Entries from a dataset of interfaces:
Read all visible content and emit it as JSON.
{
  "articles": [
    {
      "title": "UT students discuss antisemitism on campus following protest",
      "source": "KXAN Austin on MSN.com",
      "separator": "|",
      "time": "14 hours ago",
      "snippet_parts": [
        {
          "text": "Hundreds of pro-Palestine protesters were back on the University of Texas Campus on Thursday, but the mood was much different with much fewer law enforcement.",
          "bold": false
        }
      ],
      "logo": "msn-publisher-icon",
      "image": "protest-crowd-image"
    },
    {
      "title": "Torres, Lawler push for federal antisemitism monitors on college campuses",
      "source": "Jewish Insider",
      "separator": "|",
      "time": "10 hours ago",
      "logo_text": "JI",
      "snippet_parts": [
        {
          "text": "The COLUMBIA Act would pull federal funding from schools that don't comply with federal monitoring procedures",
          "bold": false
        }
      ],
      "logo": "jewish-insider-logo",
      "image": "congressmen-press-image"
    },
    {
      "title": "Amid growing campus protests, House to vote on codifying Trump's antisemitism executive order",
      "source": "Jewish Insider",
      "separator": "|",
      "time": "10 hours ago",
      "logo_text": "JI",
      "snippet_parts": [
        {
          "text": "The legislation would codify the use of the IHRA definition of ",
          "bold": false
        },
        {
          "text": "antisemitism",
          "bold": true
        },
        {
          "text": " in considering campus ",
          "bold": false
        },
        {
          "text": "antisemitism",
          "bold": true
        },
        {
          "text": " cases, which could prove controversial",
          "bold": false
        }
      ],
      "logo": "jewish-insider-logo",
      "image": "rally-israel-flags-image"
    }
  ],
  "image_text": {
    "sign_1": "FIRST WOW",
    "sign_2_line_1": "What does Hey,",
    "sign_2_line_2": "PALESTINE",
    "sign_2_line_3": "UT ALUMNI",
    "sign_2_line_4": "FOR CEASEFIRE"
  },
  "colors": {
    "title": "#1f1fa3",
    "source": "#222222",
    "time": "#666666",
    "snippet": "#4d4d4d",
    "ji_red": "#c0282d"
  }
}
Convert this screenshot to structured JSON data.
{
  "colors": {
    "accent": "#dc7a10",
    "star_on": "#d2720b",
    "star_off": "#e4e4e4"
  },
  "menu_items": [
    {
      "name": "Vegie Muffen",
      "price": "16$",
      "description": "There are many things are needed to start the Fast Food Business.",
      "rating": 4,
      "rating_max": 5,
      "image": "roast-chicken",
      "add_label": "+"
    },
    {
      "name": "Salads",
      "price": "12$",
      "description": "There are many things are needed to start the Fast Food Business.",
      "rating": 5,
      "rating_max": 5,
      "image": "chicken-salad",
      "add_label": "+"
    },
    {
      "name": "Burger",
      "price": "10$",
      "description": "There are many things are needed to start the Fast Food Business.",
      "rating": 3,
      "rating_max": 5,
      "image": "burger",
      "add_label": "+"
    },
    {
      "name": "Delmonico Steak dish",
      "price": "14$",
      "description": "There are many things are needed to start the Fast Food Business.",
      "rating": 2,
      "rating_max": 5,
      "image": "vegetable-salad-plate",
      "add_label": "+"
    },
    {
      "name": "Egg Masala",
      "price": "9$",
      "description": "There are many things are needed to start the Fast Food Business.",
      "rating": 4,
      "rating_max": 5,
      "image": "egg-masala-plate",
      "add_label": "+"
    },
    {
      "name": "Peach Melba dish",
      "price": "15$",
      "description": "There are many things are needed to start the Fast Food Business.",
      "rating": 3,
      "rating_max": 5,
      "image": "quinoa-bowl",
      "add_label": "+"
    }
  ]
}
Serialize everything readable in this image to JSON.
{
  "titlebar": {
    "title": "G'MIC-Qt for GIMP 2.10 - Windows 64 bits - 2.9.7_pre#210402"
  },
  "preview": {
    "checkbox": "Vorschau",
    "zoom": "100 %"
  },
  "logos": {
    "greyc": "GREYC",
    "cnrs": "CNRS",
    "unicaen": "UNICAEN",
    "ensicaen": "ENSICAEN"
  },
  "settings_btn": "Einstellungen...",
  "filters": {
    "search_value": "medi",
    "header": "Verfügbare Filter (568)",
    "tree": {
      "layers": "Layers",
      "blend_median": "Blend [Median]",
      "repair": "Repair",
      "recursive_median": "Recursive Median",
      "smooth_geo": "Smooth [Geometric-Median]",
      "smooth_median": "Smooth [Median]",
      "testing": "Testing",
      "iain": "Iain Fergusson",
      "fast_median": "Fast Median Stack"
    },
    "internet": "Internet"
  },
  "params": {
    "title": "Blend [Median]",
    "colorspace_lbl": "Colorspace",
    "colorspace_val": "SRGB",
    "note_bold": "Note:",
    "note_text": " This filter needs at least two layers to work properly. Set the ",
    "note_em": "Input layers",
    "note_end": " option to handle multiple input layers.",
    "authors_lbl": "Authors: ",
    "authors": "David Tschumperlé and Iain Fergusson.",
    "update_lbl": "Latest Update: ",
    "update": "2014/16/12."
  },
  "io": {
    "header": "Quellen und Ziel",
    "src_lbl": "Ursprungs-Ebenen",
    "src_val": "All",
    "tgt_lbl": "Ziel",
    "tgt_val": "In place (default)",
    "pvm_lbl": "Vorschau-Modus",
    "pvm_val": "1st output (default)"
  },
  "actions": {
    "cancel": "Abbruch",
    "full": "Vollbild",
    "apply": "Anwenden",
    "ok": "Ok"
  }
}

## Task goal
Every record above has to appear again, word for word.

## Worked solution
Read all visible content and emit it as JSON.
{
  "articles": [
    {
      "title": "UT students discuss antisemitism on campus following protest",
      "source": "KXAN Austin on MSN.com",
      "separator": "|",
      "time": "14 hours ago",
      "snippet_parts": [
        {
          "text": "Hundreds of pro-Palestine protesters were back on the University of Texas Campus on Thursday, but the mood was much different with much fewer law enforcement.",
          "bold": false
        }
      ],
      "logo": "msn-publisher-icon",
      "image": "protest-crowd-image"
    },
    {
      "title": "Torres, Lawler push for federal antisemitism monitors on college campuses",
      "source": "Jewish Insider",
      "separator": "|",
      "time": "10 hours ago",
      "logo_text": "JI",
      "snippet_parts": [
        {
          "text": "The COLUMBIA Act would pull federal funding from schools that don't comply with federal monitoring procedures",
          "bold": false
        }
      ],
      "logo": "jewish-insider-logo",
      "image": "congressmen-press-image"
    },
    {
      "title": "Amid growing campus protests, House to vote on codifying Trump's antisemitism executive order",
      "source": "Jewish Insider",
      "separator": "|",
      "time": "10 hours ago",
      "logo_text": "JI",
      "snippet_parts": [
        {
          "text": "The legislation would codify the use of the IHRA definition of ",
          "bold": false
        },
        {
          "text": "antisemitism",
          "bold": true
        },
        {
          "text": " in considering campus ",
          "bold": false
        },
        {
          "text": "antisemitism",
          "bold": true
        },
        {
          "text": " cases, which could prove controversial",
          "bold": false
        }
      ],
      "logo": "jewish-insider-logo",
      "image": "rally-israel-flags-image"
    }
  ],
  "image_text": {
    "sign_1": "FIRST WOW",
    "sign_2_line_1": "What does Hey,",
    "sign_2_line_2": "PALESTINE",
    "sign_2_line_3": "UT ALUMNI",
    "sign_2_line_4": "FOR CEASEFIRE"
  },
  "colors": {
    "title": "#1f1fa3",
    "source": "#222222",
    "time": "#666666",
    "snippet": "#4d4d4d",
    "ji_red": "#c0282d"
  }
}
Convert this screenshot to structured JSON data.
{
  "colors": {
    "accent": "#dc7a10",
    "star_on": "#d2720b",
    "star_off": "#e4e4e4"
  },
  "menu_items": [
    {
      "name": "Vegie Muffen",
      "price": "16$",
      "description": "There are many things are needed to start the Fast Food Business.",
      "rating": 4,
      "rating_max": 5,
      "image": "roast-chicken",
      "add_label": "+"
    },
    {
      "name": "Salads",
      "price": "12$",
      "description": "There are many things are needed to start the Fast Food Business.",
      "rating": 5,
      "rating_max": 5,
      "image": "chicken-salad",
      "add_label": "+"
    },
    {
      "name": "Burger",
      "price": "10$",
      "description": "There are many things are needed to start the Fast Food Business.",
      "rating": 3,
      "rating_max": 5,
      "image": "burger",
      "add_label": "+"
    },
    {
      "name": "Delmonico Steak dish",
      "price": "14$",
      "description": "There are many things are needed to start the Fast Food Business.",
      "rating": 2,
      "rating_max": 5,
      "image": "vegetable-salad-plate",
      "add_label": "+"
    },
    {
      "name": "Egg Masala",
      "price": "9$",
      "description": "There are many things are needed to start the Fast Food Business.",
      "rating": 4,
      "rating_max": 5,
      "image": "egg-masala-plate",
      "add_label": "+"
    },
    {
      "name": "Peach Melba dish",
      "price": "15$",
      "description": "There are many things are needed to start the Fast Food Business.",
      "rating": 3,
      "rating_max": 5,
      "image": "quinoa-bowl",
      "add_label": "+"
    }
  ]
}
Serialize everything readable in this image to JSON.
{
  "titlebar": {
    "title": "G'MIC-Qt for GIMP 2.10 - Windows 64 bits - 2.9.7_pre#210402"
  },
  "preview": {
    "checkbox": "Vorschau",
    "zoom": "100 %"
  },
  "logos": {
    "greyc": "GREYC",
    "cnrs": "CNRS",
    "unicaen": "UNICAEN",
    "ensicaen": "ENSICAEN"
  },
  "settings_btn": "Einstellungen...",
  "filters": {
    "search_value": "medi",
    "header": "Verfügbare Filter (568)",
    "tree": {
      "layers": "Layers",
      "blend_median": "Blend [Median]",
      "repair": "Repair",
      "recursive_median": "Recursive Median",
      "smooth_geo": "Smooth [Geometric-Median]",
      "smooth_median": "Smooth [Median]",
      "testing": "Testing",
      "iain": "Iain Fergusson",
      "fast_median": "Fast Median Stack"
    },
    "internet": "Internet"
  },
  "params": {
    "title": "Blend [Median]",
    "colorspace_lbl": "Colorspace",
    "colorspace_val": "SRGB",
    "note_bold": "Note:",
    "note_text": " This filter needs at least two layers to work properly. Set the ",
    "note_em": "Input layers",
    "note_end": " option to handle multiple input layers.",
    "authors_lbl": "Authors: ",
    "authors": "David Tschumperlé and Iain Fergusson.",
    "update_lbl": "Latest Update: ",
    "update": "2014/16/12."
  },
  "io": {
    "header": "Quellen und Ziel",
    "src_lbl": "Ursprungs-Ebenen",
    "src_val": "All",
    "tgt_lbl": "Ziel",
    "tgt_val": "In place (default)",
    "pvm_lbl": "Vorschau-Modus",
    "pvm_val": "1st output (default)"
  },
  "actions": {
    "cancel": "Abbruch",
    "full": "Vollbild",
    "apply": "Anwenden",
    "ok": "Ok"
  }
}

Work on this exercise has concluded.